** Exercise description **
Could you reproduce all of these records exactly?

(Data about app and page elements)
● ● ● ●
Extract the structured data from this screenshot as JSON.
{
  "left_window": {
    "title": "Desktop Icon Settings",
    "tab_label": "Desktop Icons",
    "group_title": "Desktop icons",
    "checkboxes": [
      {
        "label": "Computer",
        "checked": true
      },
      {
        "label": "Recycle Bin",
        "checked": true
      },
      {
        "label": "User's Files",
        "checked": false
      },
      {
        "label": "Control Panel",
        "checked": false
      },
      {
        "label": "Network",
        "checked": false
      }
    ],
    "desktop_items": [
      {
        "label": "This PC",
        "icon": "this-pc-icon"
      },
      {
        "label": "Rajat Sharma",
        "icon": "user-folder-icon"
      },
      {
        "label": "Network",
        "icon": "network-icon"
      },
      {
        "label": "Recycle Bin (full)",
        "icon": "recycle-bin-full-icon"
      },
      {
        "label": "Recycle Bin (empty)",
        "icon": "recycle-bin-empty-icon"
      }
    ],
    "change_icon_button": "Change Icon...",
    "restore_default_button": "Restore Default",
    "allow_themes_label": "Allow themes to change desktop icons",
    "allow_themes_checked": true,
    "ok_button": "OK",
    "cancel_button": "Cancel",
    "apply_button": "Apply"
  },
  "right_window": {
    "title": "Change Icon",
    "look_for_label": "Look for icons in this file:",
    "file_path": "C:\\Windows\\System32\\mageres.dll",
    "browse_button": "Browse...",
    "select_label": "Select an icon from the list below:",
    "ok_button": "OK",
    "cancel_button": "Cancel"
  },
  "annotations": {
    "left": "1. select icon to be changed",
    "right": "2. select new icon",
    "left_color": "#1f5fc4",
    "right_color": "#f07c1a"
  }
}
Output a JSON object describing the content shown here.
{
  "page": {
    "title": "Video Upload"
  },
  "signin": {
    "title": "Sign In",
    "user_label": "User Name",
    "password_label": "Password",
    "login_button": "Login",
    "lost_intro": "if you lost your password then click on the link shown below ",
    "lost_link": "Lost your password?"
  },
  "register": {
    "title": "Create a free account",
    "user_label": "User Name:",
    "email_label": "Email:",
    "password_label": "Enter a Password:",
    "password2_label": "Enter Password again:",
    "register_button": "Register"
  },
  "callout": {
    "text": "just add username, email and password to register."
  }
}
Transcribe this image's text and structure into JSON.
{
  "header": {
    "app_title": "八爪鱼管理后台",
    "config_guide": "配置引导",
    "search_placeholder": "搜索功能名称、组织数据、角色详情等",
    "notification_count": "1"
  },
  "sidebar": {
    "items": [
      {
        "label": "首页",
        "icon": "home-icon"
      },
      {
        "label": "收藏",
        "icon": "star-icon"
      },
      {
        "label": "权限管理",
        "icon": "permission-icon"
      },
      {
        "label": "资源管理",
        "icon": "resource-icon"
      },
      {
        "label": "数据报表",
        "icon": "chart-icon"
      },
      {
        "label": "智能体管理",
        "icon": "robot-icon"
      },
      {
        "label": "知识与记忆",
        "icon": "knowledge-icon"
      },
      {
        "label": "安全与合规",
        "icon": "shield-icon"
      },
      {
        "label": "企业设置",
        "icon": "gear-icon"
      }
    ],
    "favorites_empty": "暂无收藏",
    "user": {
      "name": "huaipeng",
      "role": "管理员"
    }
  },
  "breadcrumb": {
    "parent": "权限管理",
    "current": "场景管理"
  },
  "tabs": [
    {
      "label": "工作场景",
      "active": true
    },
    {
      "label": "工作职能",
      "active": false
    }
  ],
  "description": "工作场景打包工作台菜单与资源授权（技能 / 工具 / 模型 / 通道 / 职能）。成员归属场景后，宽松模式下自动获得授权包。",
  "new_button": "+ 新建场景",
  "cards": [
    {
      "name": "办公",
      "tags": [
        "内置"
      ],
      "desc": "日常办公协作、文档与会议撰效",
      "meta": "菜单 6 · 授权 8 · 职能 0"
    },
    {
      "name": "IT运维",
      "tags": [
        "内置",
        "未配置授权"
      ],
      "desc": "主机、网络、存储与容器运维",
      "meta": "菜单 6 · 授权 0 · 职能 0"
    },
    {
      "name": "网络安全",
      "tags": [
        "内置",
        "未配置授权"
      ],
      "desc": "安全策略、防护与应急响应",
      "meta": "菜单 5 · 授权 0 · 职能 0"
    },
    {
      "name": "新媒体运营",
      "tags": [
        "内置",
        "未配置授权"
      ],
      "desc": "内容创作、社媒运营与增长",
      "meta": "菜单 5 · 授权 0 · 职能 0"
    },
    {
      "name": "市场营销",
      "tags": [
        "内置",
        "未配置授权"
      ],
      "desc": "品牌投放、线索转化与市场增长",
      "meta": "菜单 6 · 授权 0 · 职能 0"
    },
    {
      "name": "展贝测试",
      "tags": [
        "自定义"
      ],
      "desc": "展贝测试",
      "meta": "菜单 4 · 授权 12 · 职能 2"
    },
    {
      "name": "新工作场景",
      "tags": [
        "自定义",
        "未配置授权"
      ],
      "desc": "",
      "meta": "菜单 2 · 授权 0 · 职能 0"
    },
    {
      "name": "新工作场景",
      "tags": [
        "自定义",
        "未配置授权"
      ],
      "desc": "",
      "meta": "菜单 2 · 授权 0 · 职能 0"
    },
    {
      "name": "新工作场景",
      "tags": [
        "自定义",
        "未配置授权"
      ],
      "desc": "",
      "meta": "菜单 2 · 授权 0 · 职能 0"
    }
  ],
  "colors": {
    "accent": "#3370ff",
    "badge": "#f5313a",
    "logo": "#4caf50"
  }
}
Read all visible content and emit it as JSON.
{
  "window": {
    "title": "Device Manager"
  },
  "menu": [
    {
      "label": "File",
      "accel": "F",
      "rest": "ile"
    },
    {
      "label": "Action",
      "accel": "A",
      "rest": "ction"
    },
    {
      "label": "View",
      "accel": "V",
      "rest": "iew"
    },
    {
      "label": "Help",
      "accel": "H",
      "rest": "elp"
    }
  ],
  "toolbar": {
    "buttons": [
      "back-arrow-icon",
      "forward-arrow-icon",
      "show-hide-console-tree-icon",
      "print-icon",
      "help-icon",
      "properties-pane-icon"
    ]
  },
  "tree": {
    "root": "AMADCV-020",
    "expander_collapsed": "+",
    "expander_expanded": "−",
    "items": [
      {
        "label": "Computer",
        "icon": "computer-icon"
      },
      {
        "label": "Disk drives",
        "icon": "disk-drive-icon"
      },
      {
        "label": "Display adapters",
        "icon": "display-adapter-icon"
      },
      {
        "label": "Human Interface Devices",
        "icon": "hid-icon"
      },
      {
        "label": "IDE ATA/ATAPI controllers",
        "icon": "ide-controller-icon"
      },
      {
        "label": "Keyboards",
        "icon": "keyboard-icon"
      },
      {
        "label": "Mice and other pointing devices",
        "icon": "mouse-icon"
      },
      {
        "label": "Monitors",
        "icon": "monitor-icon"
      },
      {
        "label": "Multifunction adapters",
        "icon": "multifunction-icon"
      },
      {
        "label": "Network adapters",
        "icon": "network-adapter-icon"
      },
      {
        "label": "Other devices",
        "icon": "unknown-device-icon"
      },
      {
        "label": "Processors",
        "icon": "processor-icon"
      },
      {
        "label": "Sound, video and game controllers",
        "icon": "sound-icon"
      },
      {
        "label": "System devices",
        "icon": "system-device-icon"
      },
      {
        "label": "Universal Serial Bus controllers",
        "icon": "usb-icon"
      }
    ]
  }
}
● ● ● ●
** Exercise solution **
Extract the structured data from this screenshot as JSON.
{
  "left_window": {
    "title": "Desktop Icon Settings",
    "tab_label": "Desktop Icons",
    "group_title": "Desktop icons",
    "checkboxes": [
      {
        "label": "Computer",
        "checked": true
      },
      {
        "label": "Recycle Bin",
        "checked": true
      },
      {
        "label": "User's Files",
        "checked": false
      },
      {
        "label": "Control Panel",
        "checked": false
      },
      {
        "label": "Network",
        "checked": false
      }
    ],
    "desktop_items": [
      {
        "label": "This PC",
        "icon": "this-pc-icon"
      },
      {
        "label": "Rajat Sharma",
        "icon": "user-folder-icon"
      },
      {
        "label": "Network",
        "icon": "network-icon"
      },
      {
        "label": "Recycle Bin (full)",
        "icon": "recycle-bin-full-icon"
      },
      {
        "label": "Recycle Bin (empty)",
        "icon": "recycle-bin-empty-icon"
      }
    ],
    "change_icon_button": "Change Icon...",
    "restore_default_button": "Restore Default",
    "allow_themes_label": "Allow themes to change desktop icons",
    "allow_themes_checked": true,
    "ok_button": "OK",
    "cancel_button": "Cancel",
    "apply_button": "Apply"
  },
  "right_window": {
    "title": "Change Icon",
    "look_for_label": "Look for icons in this file:",
    "file_path": "C:\\Windows\\System32\\mageres.dll",
    "browse_button": "Browse...",
    "select_label": "Select an icon from the list below:",
    "ok_button": "OK",
    "cancel_button": "Cancel"
  },
  "annotations": {
    "left": "1. select icon to be changed",
    "right": "2. select new icon",
    "left_color": "#1f5fc4",
    "right_color": "#f07c1a"
  }
}
Output a JSON object describing the content shown here.
{
  "page": {
    "title": "Video Upload"
  },
  "signin": {
    "title": "Sign In",
    "user_label": "User Name",
    "password_label": "Password",
    "login_button": "Login",
    "lost_intro": "if you lost your password then click on the link shown below ",
    "lost_link": "Lost your password?"
  },
  "register": {
    "title": "Create a free account",
    "user_label": "User Name:",
    "email_label": "Email:",
    "password_label": "Enter a Password:",
    "password2_label": "Enter Password again:",
    "register_button": "Register"
  },
  "callout": {
    "text": "just add username, email and password to register."
  }
}
Transcribe this image's text and structure into JSON.
{
  "header": {
    "app_title": "八爪鱼管理后台",
    "config_guide": "配置引导",
    "search_placeholder": "搜索功能名称、组织数据、角色详情等",
    "notification_count": "1"
  },
  "sidebar": {
    "items": [
      {
        "label": "首页",
        "icon": "home-icon"
      },
      {
        "label": "收藏",
        "icon": "star-icon"
      },
      {
        "label": "权限管理",
        "icon": "permission-icon"
      },
      {
        "label": "资源管理",
        "icon": "resource-icon"
      },
      {
        "label": "数据报表",
        "icon": "chart-icon"
      },
      {
        "label": "智能体管理",
        "icon": "robot-icon"
      },
      {
        "label": "知识与记忆",
        "icon": "knowledge-icon"
      },
      {
        "label": "安全与合规",
        "icon": "shield-icon"
      },
      {
        "label": "企业设置",
        "icon": "gear-icon"
      }
    ],
    "favorites_empty": "暂无收藏",
    "user": {
      "name": "huaipeng",
      "role": "管理员"
    }
  },
  "breadcrumb": {
    "parent": "权限管理",
    "current": "场景管理"
  },
  "tabs": [
    {
      "label": "工作场景",
      "active": true
    },
    {
      "label": "工作职能",
      "active": false
    }
  ],
  "description": "工作场景打包工作台菜单与资源授权（技能 / 工具 / 模型 / 通道 / 职能）。成员归属场景后，宽松模式下自动获得授权包。",
  "new_button": "+ 新建场景",
  "cards": [
    {
      "name": "办公",
      "tags": [
        "内置"
      ],
      "desc": "日常办公协作、文档与会议撰效",
      "meta": "菜单 6 · 授权 8 · 职能 0"
    },
    {
      "name": "IT运维",
      "tags": [
        "内置",
        "未配置授权"
      ],
      "desc": "主机、网络、存储与容器运维",
      "meta": "菜单 6 · 授权 0 · 职能 0"
    },
    {
      "name": "网络安全",
      "tags": [
        "内置",
        "未配置授权"
      ],
      "desc": "安全策略、防护与应急响应",
      "meta": "菜单 5 · 授权 0 · 职能 0"
    },
    {
      "name": "新媒体运营",
      "tags": [
        "内置",
        "未配置授权"
      ],
      "desc": "内容创作、社媒运营与增长",
      "meta": "菜单 5 · 授权 0 · 职能 0"
    },
    {
      "name": "市场营销",
      "tags": [
        "内置",
        "未配置授权"
      ],
      "desc": "品牌投放、线索转化与市场增长",
      "meta": "菜单 6 · 授权 0 · 职能 0"
    },
    {
      "name": "展贝测试",
      "tags": [
        "自定义"
      ],
      "desc": "展贝测试",
      "meta": "菜单 4 · 授权 12 · 职能 2"
    },
    {
      "name": "新工作场景",
      "tags": [
        "自定义",
        "未配置授权"
      ],
      "desc": "",
      "meta": "菜单 2 · 授权 0 · 职能 0"
    },
    {
      "name": "新工作场景",
      "tags": [
        "自定义",
        "未配置授权"
      ],
      "desc": "",
      "meta": "菜单 2 · 授权 0 · 职能 0"
    },
    {
      "name": "新工作场景",
      "tags": [
        "自定义",
        "未配置授权"
      ],
      "desc": "",
      "meta": "菜单 2 · 授权 0 · 职能 0"
    }
  ],
  "colors": {
    "accent": "#3370ff",
    "badge": "#f5313a",
    "logo": "#4caf50"
  }
}
Read all visible content and emit it as JSON.
{
  "window": {
    "title": "Device Manager"
  },
  "menu": [
    {
      "label": "File",
      "accel": "F",
      "rest": "ile"
    },
    {
      "label": "Action",
      "accel": "A",
      "rest": "ction"
    },
    {
      "label": "View",
      "accel": "V",
      "rest": "iew"
    },
    {
      "label": "Help",
      "accel": "H",
      "rest": "elp"
    }
  ],
  "toolbar": {
    "buttons": [
      "back-arrow-icon",
      "forward-arrow-icon",
      "show-hide-console-tree-icon",
      "print-icon",
      "help-icon",
      "properties-pane-icon"
    ]
  },
  "tree": {
    "root": "AMADCV-020",
    "expander_collapsed": "+",
    "expander_expanded": "−",
    "items": [
      {
        "label": "Computer",
        "icon": "computer-icon"
      },
      {
        "label": "Disk drives",
        "icon": "disk-drive-icon"
      },
      {
        "label": "Display adapters",
        "icon": "display-adapter-icon"
      },
      {
        "label": "Human Interface Devices",
        "icon": "hid-icon"
      },
      {
        "label": "IDE ATA/ATAPI controllers",
        "icon": "ide-controller-icon"
      },
      {
        "label": "Keyboards",
        "icon": "keyboard-icon"
      },
      {
        "label": "Mice and other pointing devices",
        "icon": "mouse-icon"
      },
      {
        "label": "Monitors",
        "icon": "monitor-icon"
      },
      {
        "label": "Multifunction adapters",
        "icon": "multifunction-icon"
      },
      {
        "label": "Network adapters",
        "icon": "network-adapter-icon"
      },
      {
        "label": "Other devices",
        "icon": "unknown-device-icon"
      },
      {
        "label": "Processors",
        "icon": "processor-icon"
      },
      {
        "label": "Sound, video and game controllers",
        "icon": "sound-icon"
      },
      {
        "label": "System devices",
        "icon": "system-device-icon"
      },
      {
        "label": "Universal Serial Bus controllers",
        "icon": "usb-icon"
      }
    ]
  }
}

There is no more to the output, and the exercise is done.